Moreover, Cyrus’s policies reflected a sophisticated understanding of the complexities of empire management, recognizing that the prosperity and stability of the empire were closely tied to the well-being and satisfaction of its diverse subjects. By granting freedoms and restoring rights to conquered peoples, Cyrus laid the groundwork for a relatively peaceful and prosperous rule over a vast and culturally varied empire. This approach not only endeared him to many of his subjects but also set a precedent for future rulers in dealing with conquered or marginalized communities.

The Return Journey: Challenges and Triumphs

This visual will focus on the communal effort to rebuild the Temple, symbolizing the physical and spiritual restoration of the Jewish people.

The return journey from Babylon to Jerusalem, initiated by Cyrus’s groundbreaking decree in 538 BCE, was a monumental undertaking, fraught with logistical, social, and economic challenges. This migration, spanning hundreds of miles across harsh terrain, required careful planning and coordination to transport thousands of exiles along with their belongings, sacred vessels, and the materials provided by Cyrus for the Temple’s reconstruction. The journey was not just a physical relocation but a pilgrimage, imbued with deep spiritual significance for those who participated. It symbolized a return to their ancestral homeland and a divine promise, igniting a sense of hope and purpose among the returning exiles.

Upon arrival in Jerusalem, the returnees faced the daunting task of rebuilding not only the Temple but their entire community. The city lay in ruins, its walls breached and its buildings destroyed or dilapidated from decades of neglect. The initial efforts to rebuild the Temple were met with enthusiasm, marked by a ceremonial laying of the foundation that rekindled the communal and religious spirit among the people. However, the reconstruction efforts were not without opposition. The inhabitants who had remained in the land, along with neighboring communities, viewed the returning exiles with suspicion and sometimes hostility, leading to tensions that threatened to undermine the rebuilding process.

Despite these challenges, the return from exile marked a period of significant social, economic, and religious revitalization for the Jewish community in Jerusalem and the broader region of Judah. The returning exiles brought with them not only material wealth and resources but also new ideas and practices influenced by their time in Babylon. This infusion of resources and perspectives contributed to a dynamic period of cultural and religious development, including the compilation and editing of many biblical texts and the establishment of practices that would define Second Temple Judaism.

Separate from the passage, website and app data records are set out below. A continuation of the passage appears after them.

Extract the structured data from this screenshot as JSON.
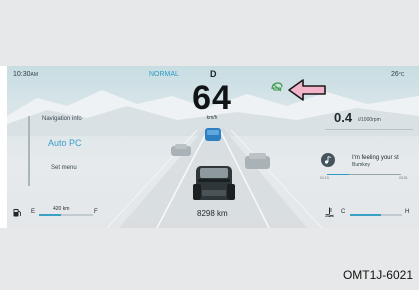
{
  "status_bar": {
    "time": "10:30",
    "time_suffix": "AM",
    "drive_mode": "NORMAL",
    "gear": "D",
    "outside_temp": "26",
    "temp_unit": "°C"
  },
  "speedometer": {
    "speed": "64",
    "unit": "km/h"
  },
  "indicators": {
    "eco_icon": "eco-car-icon",
    "callout": "pointer-arrow"
  },
  "left_panel": {
    "title": "Navigation info",
    "selected": "Auto PC",
    "menu": "Set menu"
  },
  "right_panel": {
    "consumption_value": "0.4",
    "consumption_unit": "ℓ/1000rpm",
    "media": {
      "icon": "music-icon",
      "title": "I'm feeling your st",
      "artist": "Bumkey",
      "time_elapsed": "01:13",
      "time_total": "03:51"
    }
  },
  "odometer": "8298 km",
  "fuel": {
    "empty_label": "E",
    "full_label": "F",
    "range": "420 km",
    "level_fraction": 0.4
  },
  "coolant": {
    "cold_label": "C",
    "hot_label": "H",
    "level_fraction": 0.6
  },
  "caption": "OMT1J-6021",
  "colors": {
    "accent": "#2e9bc4",
    "arrow_fill": "#f3b4c9",
    "arrow_stroke": "#1a1a1a",
    "eco_green": "#3a9a4a"
  }
}
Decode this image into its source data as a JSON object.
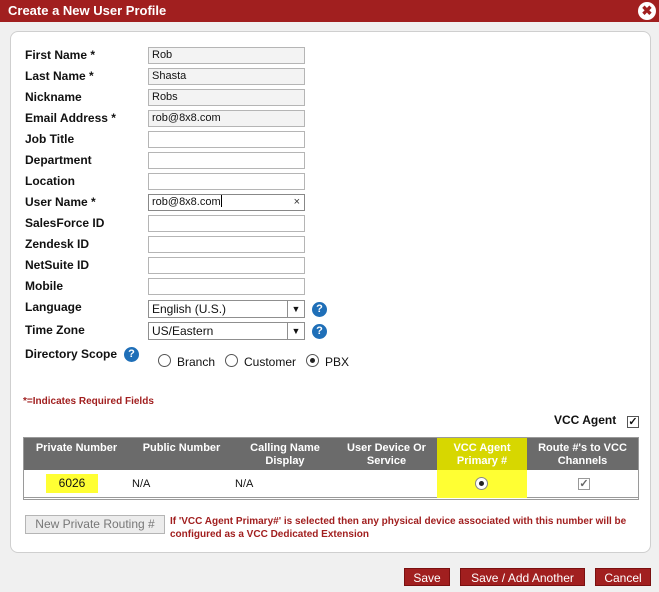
{
  "dialog": {
    "title": "Create a New User Profile",
    "close_symbol": "✖"
  },
  "form": {
    "fields": [
      {
        "label": "First Name *",
        "value": "Rob"
      },
      {
        "label": "Last Name *",
        "value": "Shasta"
      },
      {
        "label": "Nickname",
        "value": "Robs"
      },
      {
        "label": "Email Address *",
        "value": "rob@8x8.com"
      },
      {
        "label": "Job Title",
        "value": ""
      },
      {
        "label": "Department",
        "value": ""
      },
      {
        "label": "Location",
        "value": ""
      },
      {
        "label": "User Name *",
        "value": "rob@8x8.com"
      },
      {
        "label": "SalesForce ID",
        "value": ""
      },
      {
        "label": "Zendesk ID",
        "value": ""
      },
      {
        "label": "NetSuite ID",
        "value": ""
      },
      {
        "label": "Mobile",
        "value": ""
      }
    ],
    "clear_symbol": "×",
    "language": {
      "label": "Language",
      "value": "English (U.S.)"
    },
    "timezone": {
      "label": "Time Zone",
      "value": "US/Eastern"
    },
    "directory_scope": {
      "label": "Directory Scope",
      "options": [
        "Branch",
        "Customer",
        "PBX"
      ],
      "selected": "PBX"
    },
    "help_symbol": "?",
    "dropdown_arrow": "▼"
  },
  "required_note": "*=Indicates Required Fields",
  "vcc_agent": {
    "label": "VCC Agent",
    "checked": true,
    "check_symbol": "✓"
  },
  "table": {
    "headers": [
      "Private Number",
      "Public Number",
      "Calling Name Display",
      "User Device Or Service",
      "VCC Agent Primary #",
      "Route #'s to VCC Channels"
    ],
    "rows": [
      {
        "private_number": "6026",
        "public_number": "N/A",
        "calling_name": "N/A",
        "device": "",
        "vcc_primary": true,
        "route_to_vcc": true
      }
    ]
  },
  "new_routing_button": "New Private Routing #",
  "warning": "If 'VCC Agent Primary#' is selected then any physical device associated with this number will be configured as a VCC Dedicated Extension",
  "buttons": {
    "save": "Save",
    "save_add": "Save / Add Another",
    "cancel": "Cancel"
  },
  "colors": {
    "brand": "#a11f1f",
    "highlight": "#ffff33",
    "help": "#1f6fb8"
  }
}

Cooperation between the returnees and those who had remained in the land was crucial for the success of the rebuilding efforts. Over time, the shared goals of restoring Jerusalem and re-establishing the worship of Yahweh helped to bridge the divide between these groups, weaving together a complex tapestry of community reformation. The completion of the Second Temple, although more modest than its predecessor, was a triumphant moment that symbolized the resilience and renewed faith of the Jewish people.

The challenges of the return journey and the subsequent rebuilding efforts underscore the complexity of restoring a community after decades of exile. The process involved not just physical reconstruction but also the reformation of identity and social cohesion among a people who had experienced profound loss and displacement. The triumphs of this period, however, highlight the enduring human capacity for resilience, faith, and cooperation in the face of adversity. The return from exile and the rebuilding of Jerusalem and the Temple stand as testament to the Jewish community’s commitment to their faith, their heritage, and their future as a unified people.